Czyzewski v. Jevic Holding Corp.

Summarized by:

  • Court: United States Supreme Court
  • Area(s) of Law: Bankruptcy Law
  • Date Filed: March 22, 2017
  • Case #: 15-649
  • Judge(s)/Court Below: Breyer, J., delivered the opinion of the Court, in which Roberts, C. J., and Kennedy, Ginsburg, Sotomayor, and Kagan, JJ., joined. Thomas, J. filed a dissenting opinion, in which Alito, J., joined.
  • Full Text Opinion

When distributing an estate’s assets under a structured dismissal of the Bankruptcy Code Chapter 11, the bankruptcy court cannot deviate from basic priority rules that apply under the Code without consent of the affected creditors.

Respondent filed for Chapter 11 bankruptcy. The Bankruptcy Court dismissed the bankruptcy and ordered a distribution of the estate’s assets. In doing so, the court gave money to high-priority secured creditors and to low-priority unsecured creditors, but skipped Petitioners and other mid-priority creditors. Chapter 11 of the Bankruptcy Code allows debtors and creditors to negotiate a plan to divide the estate’s value. If the parties do not agree on a plan, then the bankruptcy court may dismiss the case and the Code provides for a restoration of the pre-petition status quo. However, sometimes a perfect restoration of the status quo may be difficult or impossible. In that case, the Code permits the bankruptcy court to alter a Chapter 11 dismissal’s ordinary consequences for cause. This type of dismissal is called a structured dismissal. The Code also provides a basic system of priority, which governs the order that the bankruptcy court will distribute assets of the estate.

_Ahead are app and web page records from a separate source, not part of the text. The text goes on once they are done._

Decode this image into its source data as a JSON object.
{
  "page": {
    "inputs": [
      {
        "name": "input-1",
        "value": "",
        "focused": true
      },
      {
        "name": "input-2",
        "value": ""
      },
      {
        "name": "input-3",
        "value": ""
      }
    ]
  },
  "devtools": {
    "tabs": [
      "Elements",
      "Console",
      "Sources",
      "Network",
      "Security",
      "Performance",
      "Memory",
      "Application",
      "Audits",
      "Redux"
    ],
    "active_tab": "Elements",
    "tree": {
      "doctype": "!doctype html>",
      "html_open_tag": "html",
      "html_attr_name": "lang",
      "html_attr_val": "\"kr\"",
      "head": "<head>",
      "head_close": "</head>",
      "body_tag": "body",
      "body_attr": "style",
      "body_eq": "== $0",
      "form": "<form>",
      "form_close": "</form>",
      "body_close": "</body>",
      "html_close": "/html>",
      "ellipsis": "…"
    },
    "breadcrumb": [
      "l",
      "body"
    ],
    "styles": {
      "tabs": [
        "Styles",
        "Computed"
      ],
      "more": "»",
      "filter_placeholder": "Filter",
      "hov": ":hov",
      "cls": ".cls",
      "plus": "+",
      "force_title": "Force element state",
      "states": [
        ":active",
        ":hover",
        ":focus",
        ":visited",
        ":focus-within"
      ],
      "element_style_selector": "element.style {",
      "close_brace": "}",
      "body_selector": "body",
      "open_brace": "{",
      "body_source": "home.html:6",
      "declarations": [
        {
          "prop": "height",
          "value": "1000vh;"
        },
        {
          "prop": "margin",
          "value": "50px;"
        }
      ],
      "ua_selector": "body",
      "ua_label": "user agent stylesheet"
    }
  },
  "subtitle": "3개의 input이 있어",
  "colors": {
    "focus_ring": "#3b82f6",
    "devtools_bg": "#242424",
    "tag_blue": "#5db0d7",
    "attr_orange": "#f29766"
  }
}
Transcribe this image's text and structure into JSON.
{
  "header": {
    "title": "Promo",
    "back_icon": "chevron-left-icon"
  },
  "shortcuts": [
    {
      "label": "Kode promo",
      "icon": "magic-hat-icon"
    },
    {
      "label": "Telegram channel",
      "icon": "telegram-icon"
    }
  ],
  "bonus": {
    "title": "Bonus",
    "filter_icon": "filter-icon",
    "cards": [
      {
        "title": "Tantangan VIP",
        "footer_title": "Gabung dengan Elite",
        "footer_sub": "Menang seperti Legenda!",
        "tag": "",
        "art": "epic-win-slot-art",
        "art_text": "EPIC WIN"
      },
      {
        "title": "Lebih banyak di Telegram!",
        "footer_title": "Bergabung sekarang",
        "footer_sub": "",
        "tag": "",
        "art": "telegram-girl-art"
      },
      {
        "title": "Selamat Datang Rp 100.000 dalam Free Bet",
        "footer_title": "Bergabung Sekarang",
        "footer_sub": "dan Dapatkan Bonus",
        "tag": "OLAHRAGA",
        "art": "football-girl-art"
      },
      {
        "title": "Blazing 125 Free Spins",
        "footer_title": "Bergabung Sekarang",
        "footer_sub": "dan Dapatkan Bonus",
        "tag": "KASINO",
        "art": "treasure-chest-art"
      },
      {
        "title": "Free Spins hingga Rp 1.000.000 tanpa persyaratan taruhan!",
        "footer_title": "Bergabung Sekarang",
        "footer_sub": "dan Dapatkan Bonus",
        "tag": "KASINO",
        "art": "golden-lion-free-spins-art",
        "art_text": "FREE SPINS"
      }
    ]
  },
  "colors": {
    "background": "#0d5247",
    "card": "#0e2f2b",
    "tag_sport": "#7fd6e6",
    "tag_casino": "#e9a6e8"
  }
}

However, the Code does not provide what priority rules apply in a structured dismissal. The Supreme Court held that the bankruptcy court must follow ordinary priority rules in a structured dismissal. The Bankruptcy Court did not follow ordinary priority rules when it skipped Petitioners who had mid-level priority claims. The Supreme Court explained that there is nothing in the Code which evidences an intent to make priority rules different in a structured dismissal. The Code’s rules seek to protect procedural safeguards. REVERSED and REMANDED. 

Advanced Search